• _WHAT YOU NEED TO DO_: Output the full listing below exactly, without the pictures.

DATA UNDER STUDY START

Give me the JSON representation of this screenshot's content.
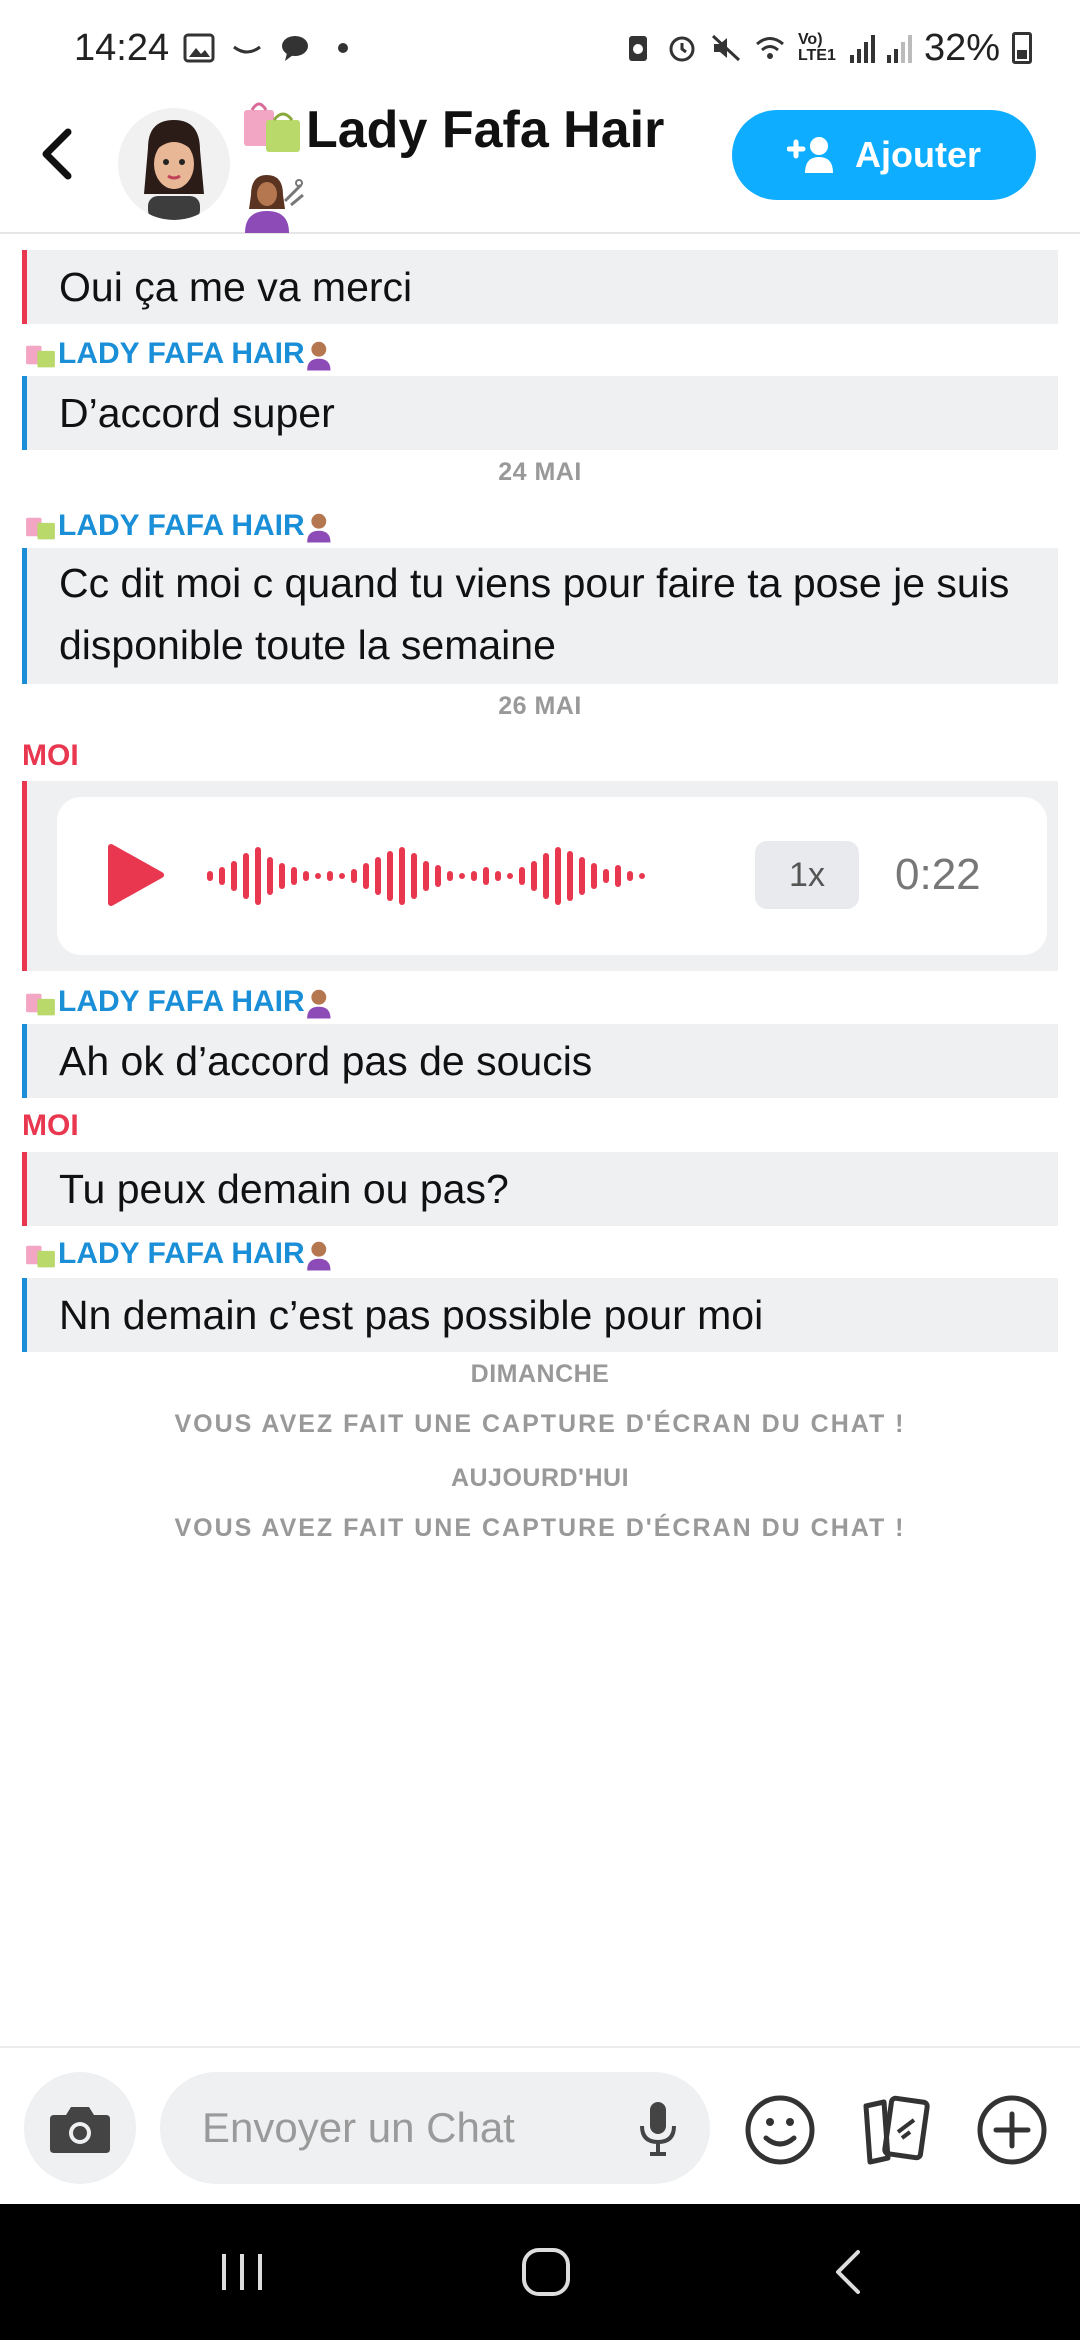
{
  "status_bar": {
    "time": "14:24",
    "network": "Vo) LTE1",
    "battery": "32%"
  },
  "header": {
    "title": "Lady Fafa Hair",
    "add_button_label": "Ajouter"
  },
  "messages": [
    {
      "type": "text",
      "color": "red",
      "text": "Oui ça me va merci"
    },
    {
      "type": "sender",
      "color": "blue",
      "text": "LADY FAFA HAIR"
    },
    {
      "type": "text",
      "color": "blue",
      "text": "D’accord super"
    },
    {
      "type": "date",
      "text": "24 MAI"
    },
    {
      "type": "sender",
      "color": "blue",
      "text": "LADY FAFA HAIR"
    },
    {
      "type": "text",
      "color": "blue",
      "text": "Cc dit moi c quand tu viens pour faire ta pose je suis disponible toute la semaine"
    },
    {
      "type": "date",
      "text": "26 MAI"
    },
    {
      "type": "sender",
      "color": "red",
      "text": "MOI"
    },
    {
      "type": "voice",
      "speed": "1x",
      "duration": "0:22"
    },
    {
      "type": "sender",
      "color": "blue",
      "text": "LADY FAFA HAIR"
    },
    {
      "type": "text",
      "color": "blue",
      "text": "Ah ok d’accord pas de soucis"
    },
    {
      "type": "sender",
      "color": "red",
      "text": "MOI"
    },
    {
      "type": "text",
      "color": "red",
      "text": "Tu peux demain ou pas?"
    },
    {
      "type": "sender",
      "color": "blue",
      "text": "LADY FAFA HAIR"
    },
    {
      "type": "text",
      "color": "blue",
      "text": "Nn demain c’est pas possible pour moi"
    },
    {
      "type": "date",
      "text": "DIMANCHE"
    },
    {
      "type": "notice",
      "text": "VOUS AVEZ FAIT UNE CAPTURE D'ÉCRAN DU CHAT !"
    },
    {
      "type": "date",
      "text": "AUJOURD'HUI"
    },
    {
      "type": "notice",
      "text": "VOUS AVEZ FAIT UNE CAPTURE D'ÉCRAN DU CHAT !"
    }
  ],
  "composer": {
    "placeholder": "Envoyer un Chat"
  },
  "colors": {
    "accent_blue": "#0EADFF",
    "friend_blue": "#1a8fd8",
    "me_red": "#e8374f"
  },
  "icons": {
    "back": "chevron-left-icon",
    "add_friend": "add-user-icon",
    "play": "play-icon",
    "camera": "camera-icon",
    "mic": "microphone-icon",
    "emoji": "smiley-icon",
    "stickers": "cards-icon",
    "plus": "plus-circle-icon"
  }
}
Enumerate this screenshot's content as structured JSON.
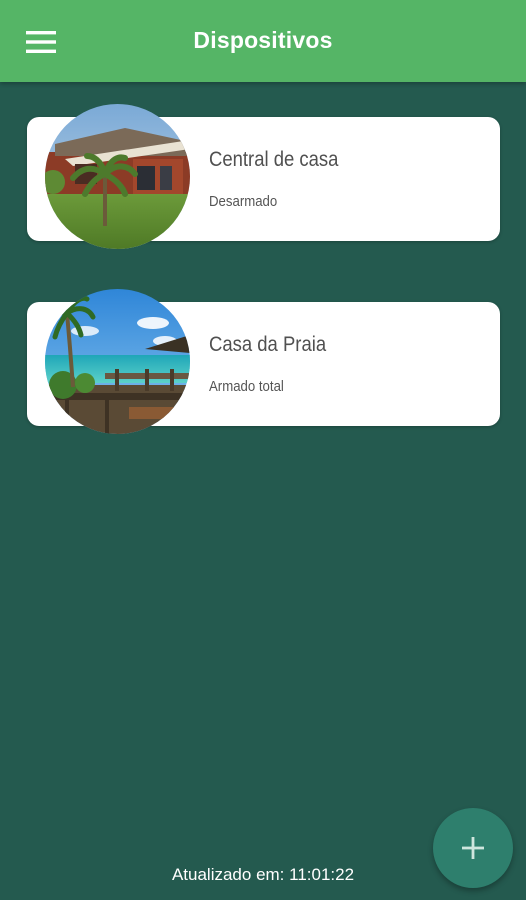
{
  "app_bar": {
    "title": "Dispositivos",
    "menu_icon": "menu-icon"
  },
  "devices": [
    {
      "name": "Central de casa",
      "status": "Desarmado",
      "image": "house-photo"
    },
    {
      "name": "Casa da Praia",
      "status": "Armado total",
      "image": "beach-photo"
    }
  ],
  "footer": {
    "updated_text": "Atualizado em: 11:01:22"
  },
  "fab": {
    "icon": "plus-icon"
  },
  "colors": {
    "app_bar": "#55b566",
    "background": "#245a4f",
    "fab": "#2e7f6d",
    "card": "#ffffff"
  }
}
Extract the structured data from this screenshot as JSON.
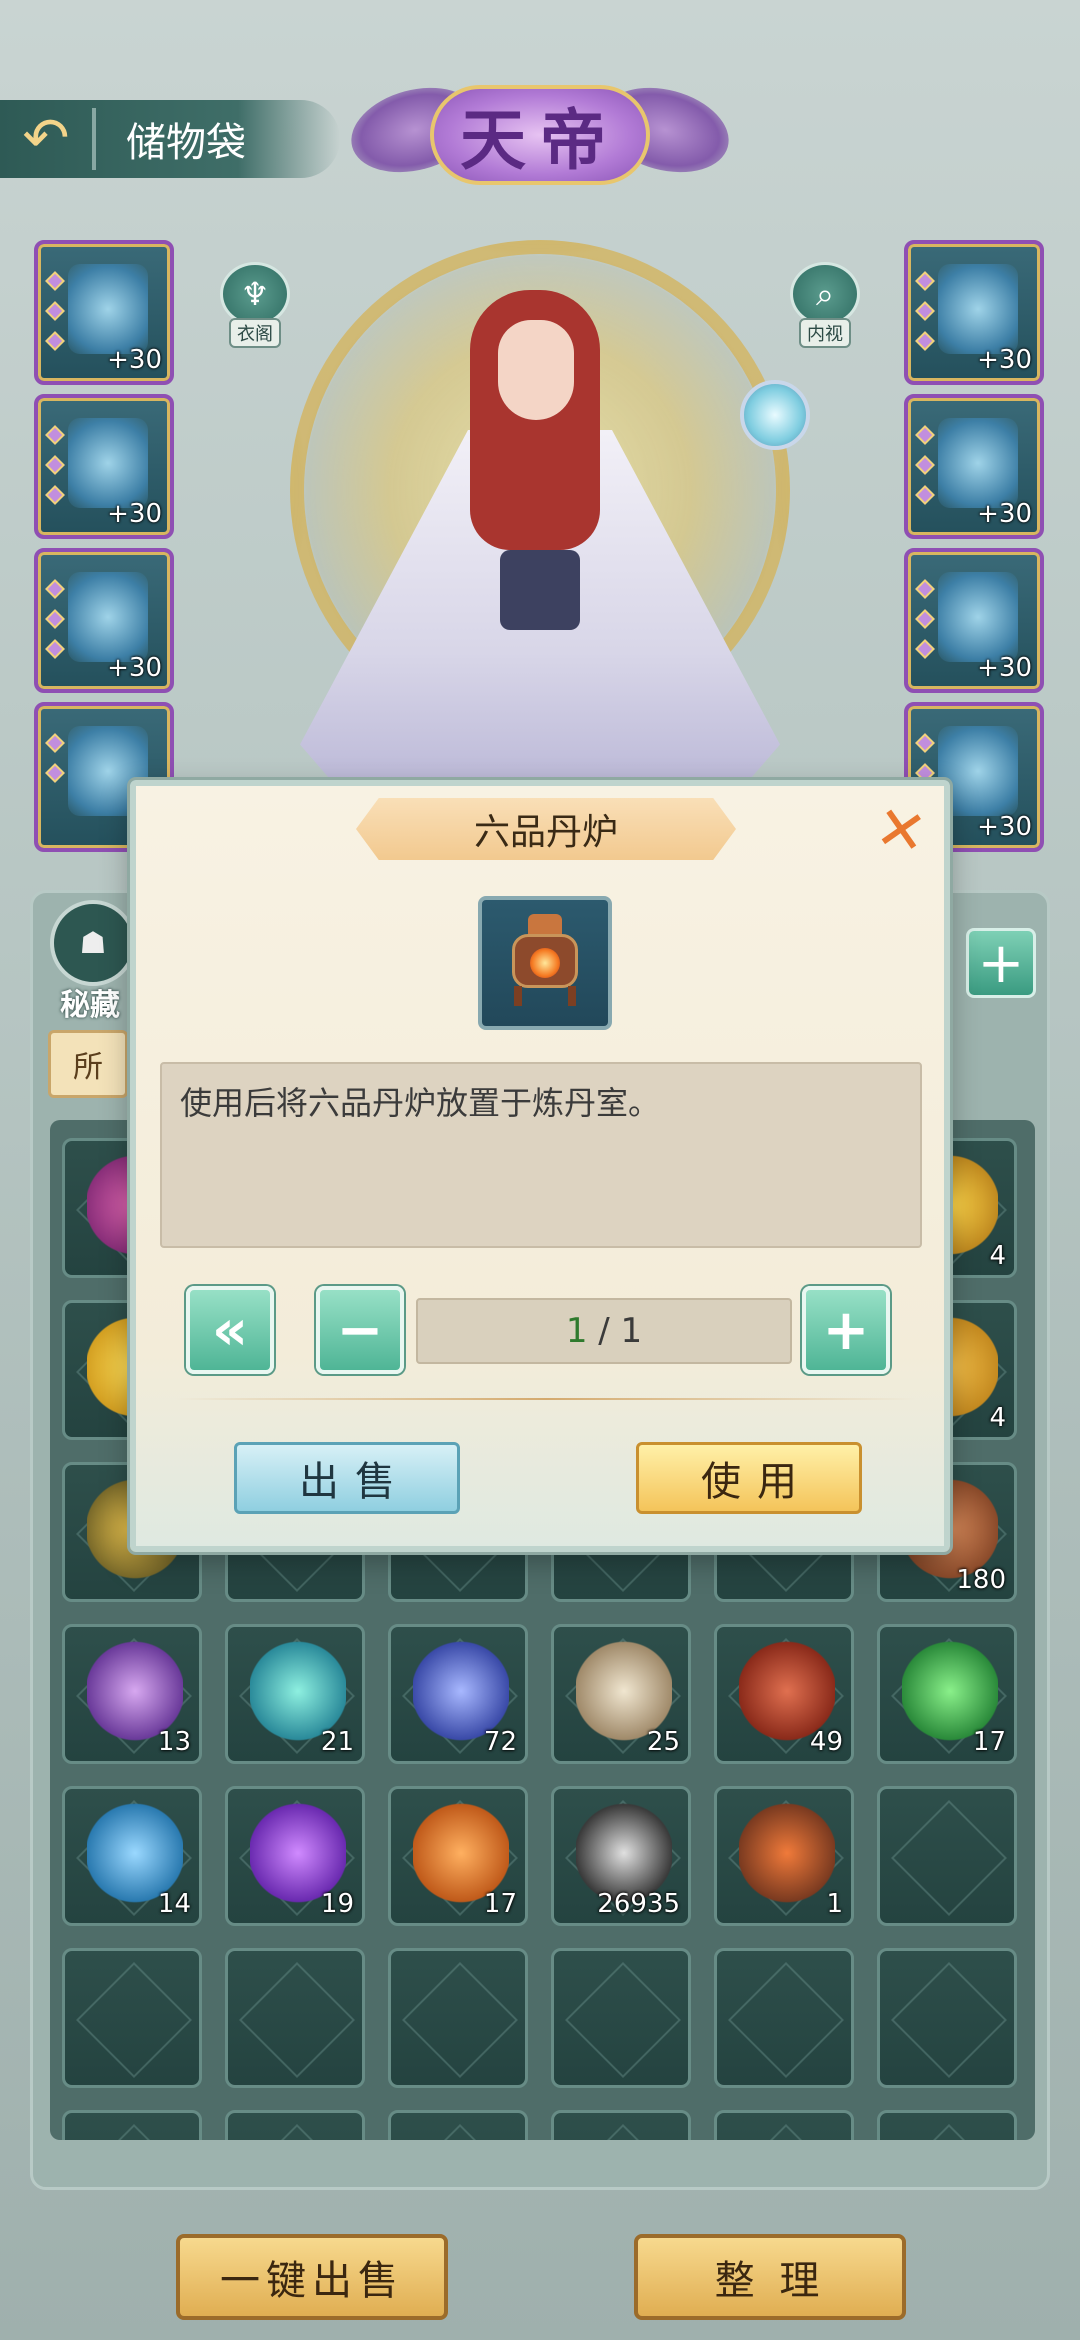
{
  "header": {
    "title": "储物袋",
    "rank": "天帝"
  },
  "side_buttons": {
    "wardrobe": "衣阁",
    "inspect": "内视"
  },
  "equipment_left": [
    {
      "level": "+30"
    },
    {
      "level": "+30"
    },
    {
      "level": "+30"
    },
    {
      "level": ""
    }
  ],
  "equipment_right": [
    {
      "level": "+30"
    },
    {
      "level": "+30"
    },
    {
      "level": "+30"
    },
    {
      "level": "+30"
    }
  ],
  "bag": {
    "secret_label": "秘藏",
    "tab_all": "所",
    "items": [
      {
        "count": ""
      },
      {
        "count": ""
      },
      {
        "count": ""
      },
      {
        "count": ""
      },
      {
        "count": ""
      },
      {
        "count": "4"
      },
      {
        "count": ""
      },
      {
        "count": ""
      },
      {
        "count": ""
      },
      {
        "count": ""
      },
      {
        "count": ""
      },
      {
        "count": "4"
      },
      {
        "count": ""
      },
      {
        "count": ""
      },
      {
        "count": ""
      },
      {
        "count": ""
      },
      {
        "count": ""
      },
      {
        "count": "180"
      },
      {
        "count": "13"
      },
      {
        "count": "21"
      },
      {
        "count": "72"
      },
      {
        "count": "25"
      },
      {
        "count": "49"
      },
      {
        "count": "17"
      },
      {
        "count": "14"
      },
      {
        "count": "19"
      },
      {
        "count": "17"
      },
      {
        "count": "26935"
      },
      {
        "count": "1"
      },
      {
        "count": ""
      }
    ]
  },
  "bottom": {
    "sell_all": "一键出售",
    "sort": "整 理"
  },
  "modal": {
    "title": "六品丹炉",
    "description": "使用后将六品丹炉放置于炼丹室。",
    "qty_current": "1",
    "qty_sep": " / ",
    "qty_max": "1",
    "sell_label": "出售",
    "use_label": "使用"
  },
  "colors": {
    "accent_green": "#4fb596",
    "gold": "#e0ae52",
    "purple_frame": "#8f4fb3"
  }
}
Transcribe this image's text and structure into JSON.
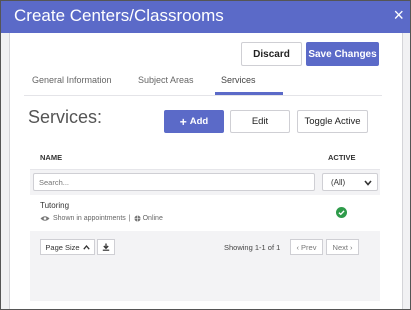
{
  "window": {
    "title": "Create Centers/Classrooms",
    "close_icon": "×"
  },
  "actions": {
    "discard": "Discard",
    "save": "Save Changes"
  },
  "tabs": [
    {
      "label": "General Information"
    },
    {
      "label": "Subject Areas"
    },
    {
      "label": "Services",
      "active": true
    }
  ],
  "services": {
    "heading": "Services:",
    "add_label": "Add",
    "edit_label": "Edit",
    "toggle_label": "Toggle Active"
  },
  "table": {
    "col_name": "NAME",
    "col_active": "ACTIVE",
    "search_placeholder": "Search...",
    "filter_value": "(All)",
    "rows": [
      {
        "name": "Tutoring",
        "shown": "Shown in appointments",
        "separator": "|",
        "mode": "Online",
        "active": true
      }
    ],
    "page_size_label": "Page Size",
    "showing": "Showing 1-1 of 1",
    "prev": "Prev",
    "next": "Next"
  },
  "colors": {
    "accent": "#5b6ac8",
    "active_check": "#2e9b4a"
  }
}
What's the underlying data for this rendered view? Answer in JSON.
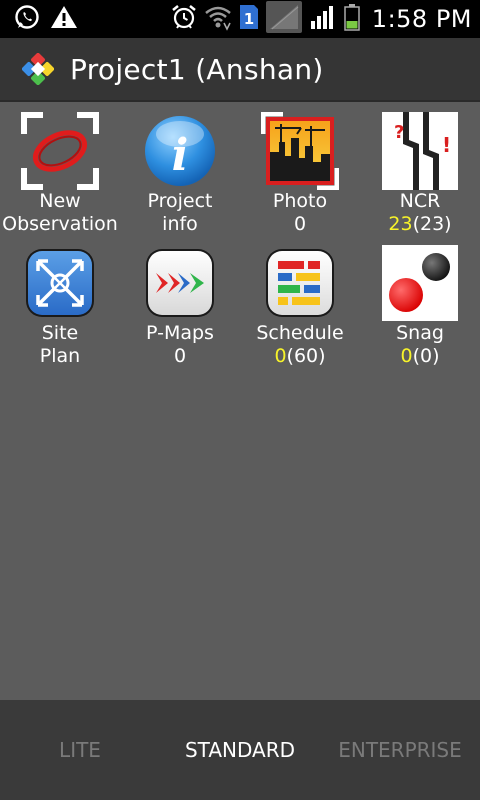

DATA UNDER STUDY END

• _TASK SOLUTION_:
Give me the JSON representation of this screenshot's content.
{
  "status_bar": {
    "time": "14:24",
    "network": "Vo) LTE1",
    "battery": "32%"
  },
  "header": {
    "title": "Lady Fafa Hair",
    "add_button_label": "Ajouter"
  },
  "messages": [
    {
      "type": "text",
      "color": "red",
      "text": "Oui ça me va merci"
    },
    {
      "type": "sender",
      "color": "blue",
      "text": "LADY FAFA HAIR"
    },
    {
      "type": "text",
      "color": "blue",
      "text": "D’accord super"
    },
    {
      "type": "date",
      "text": "24 MAI"
    },
    {
      "type": "sender",
      "color": "blue",
      "text": "LADY FAFA HAIR"
    },
    {
      "type": "text",
      "color": "blue",
      "text": "Cc dit moi c quand tu viens pour faire ta pose je suis disponible toute la semaine"
    },
    {
      "type": "date",
      "text": "26 MAI"
    },
    {
      "type": "sender",
      "color": "red",
      "text": "MOI"
    },
    {
      "type": "voice",
      "speed": "1x",
      "duration": "0:22"
    },
    {
      "type": "sender",
      "color": "blue",
      "text": "LADY FAFA HAIR"
    },
    {
      "type": "text",
      "color": "blue",
      "text": "Ah ok d’accord pas de soucis"
    },
    {
      "type": "sender",
      "color": "red",
      "text": "MOI"
    },
    {
      "type": "text",
      "color": "red",
      "text": "Tu peux demain ou pas?"
    },
    {
      "type": "sender",
      "color": "blue",
      "text": "LADY FAFA HAIR"
    },
    {
      "type": "text",
      "color": "blue",
      "text": "Nn demain c’est pas possible pour moi"
    },
    {
      "type": "date",
      "text": "DIMANCHE"
    },
    {
      "type": "notice",
      "text": "VOUS AVEZ FAIT UNE CAPTURE D'ÉCRAN DU CHAT !"
    },
    {
      "type": "date",
      "text": "AUJOURD'HUI"
    },
    {
      "type": "notice",
      "text": "VOUS AVEZ FAIT UNE CAPTURE D'ÉCRAN DU CHAT !"
    }
  ],
  "composer": {
    "placeholder": "Envoyer un Chat"
  },
  "colors": {
    "accent_blue": "#0EADFF",
    "friend_blue": "#1a8fd8",
    "me_red": "#e8374f"
  },
  "icons": {
    "back": "chevron-left-icon",
    "add_friend": "add-user-icon",
    "play": "play-icon",
    "camera": "camera-icon",
    "mic": "microphone-icon",
    "emoji": "smiley-icon",
    "stickers": "cards-icon",
    "plus": "plus-circle-icon"
  }
}
Enumerate this screenshot's content as structured JSON.
{
  "app_bar": {
    "title": "Dispositivos",
    "menu_icon": "menu-icon"
  },
  "devices": [
    {
      "name": "Central de casa",
      "status": "Desarmado",
      "image": "house-photo"
    },
    {
      "name": "Casa da Praia",
      "status": "Armado total",
      "image": "beach-photo"
    }
  ],
  "footer": {
    "updated_text": "Atualizado em: 11:01:22"
  },
  "fab": {
    "icon": "plus-icon"
  },
  "colors": {
    "app_bar": "#55b566",
    "background": "#245a4f",
    "fab": "#2e7f6d",
    "card": "#ffffff"
  }
}
Extract the structured data from this screenshot as JSON.
{
  "header": {
    "title": "储物袋",
    "rank": "天帝"
  },
  "side_buttons": {
    "wardrobe": "衣阁",
    "inspect": "内视"
  },
  "equipment_left": [
    {
      "level": "+30"
    },
    {
      "level": "+30"
    },
    {
      "level": "+30"
    },
    {
      "level": ""
    }
  ],
  "equipment_right": [
    {
      "level": "+30"
    },
    {
      "level": "+30"
    },
    {
      "level": "+30"
    },
    {
      "level": "+30"
    }
  ],
  "bag": {
    "secret_label": "秘藏",
    "tab_all": "所",
    "items": [
      {
        "count": ""
      },
      {
        "count": ""
      },
      {
        "count": ""
      },
      {
        "count": ""
      },
      {
        "count": ""
      },
      {
        "count": "4"
      },
      {
        "count": ""
      },
      {
        "count": ""
      },
      {
        "count": ""
      },
      {
        "count": ""
      },
      {
        "count": ""
      },
      {
        "count": "4"
      },
      {
        "count": ""
      },
      {
        "count": ""
      },
      {
        "count": ""
      },
      {
        "count": ""
      },
      {
        "count": ""
      },
      {
        "count": "180"
      },
      {
        "count": "13"
      },
      {
        "count": "21"
      },
      {
        "count": "72"
      },
      {
        "count": "25"
      },
      {
        "count": "49"
      },
      {
        "count": "17"
      },
      {
        "count": "14"
      },
      {
        "count": "19"
      },
      {
        "count": "17"
      },
      {
        "count": "26935"
      },
      {
        "count": "1"
      },
      {
        "count": ""
      }
    ]
  },
  "bottom": {
    "sell_all": "一键出售",
    "sort": "整 理"
  },
  "modal": {
    "title": "六品丹炉",
    "description": "使用后将六品丹炉放置于炼丹室。",
    "qty_current": "1",
    "qty_sep": " / ",
    "qty_max": "1",
    "sell_label": "出售",
    "use_label": "使用"
  },
  "colors": {
    "accent_green": "#4fb596",
    "gold": "#e0ae52",
    "purple_frame": "#8f4fb3"
  }
}
Transcribe this image's text and structure into JSON.
{
  "window": {
    "title": "Create Centers/Classrooms",
    "close_icon": "×"
  },
  "actions": {
    "discard": "Discard",
    "save": "Save Changes"
  },
  "tabs": [
    {
      "label": "General Information"
    },
    {
      "label": "Subject Areas"
    },
    {
      "label": "Services",
      "active": true
    }
  ],
  "services": {
    "heading": "Services:",
    "add_label": "Add",
    "edit_label": "Edit",
    "toggle_label": "Toggle Active"
  },
  "table": {
    "col_name": "NAME",
    "col_active": "ACTIVE",
    "search_placeholder": "Search...",
    "filter_value": "(All)",
    "rows": [
      {
        "name": "Tutoring",
        "shown": "Shown in appointments",
        "separator": "|",
        "mode": "Online",
        "active": true
      }
    ],
    "page_size_label": "Page Size",
    "showing": "Showing 1-1 of 1",
    "prev": "Prev",
    "next": "Next"
  },
  "colors": {
    "accent": "#5b6ac8",
    "active_check": "#2e9b4a"
  }
}
What's the underlying data for this rendered view? Answer in JSON.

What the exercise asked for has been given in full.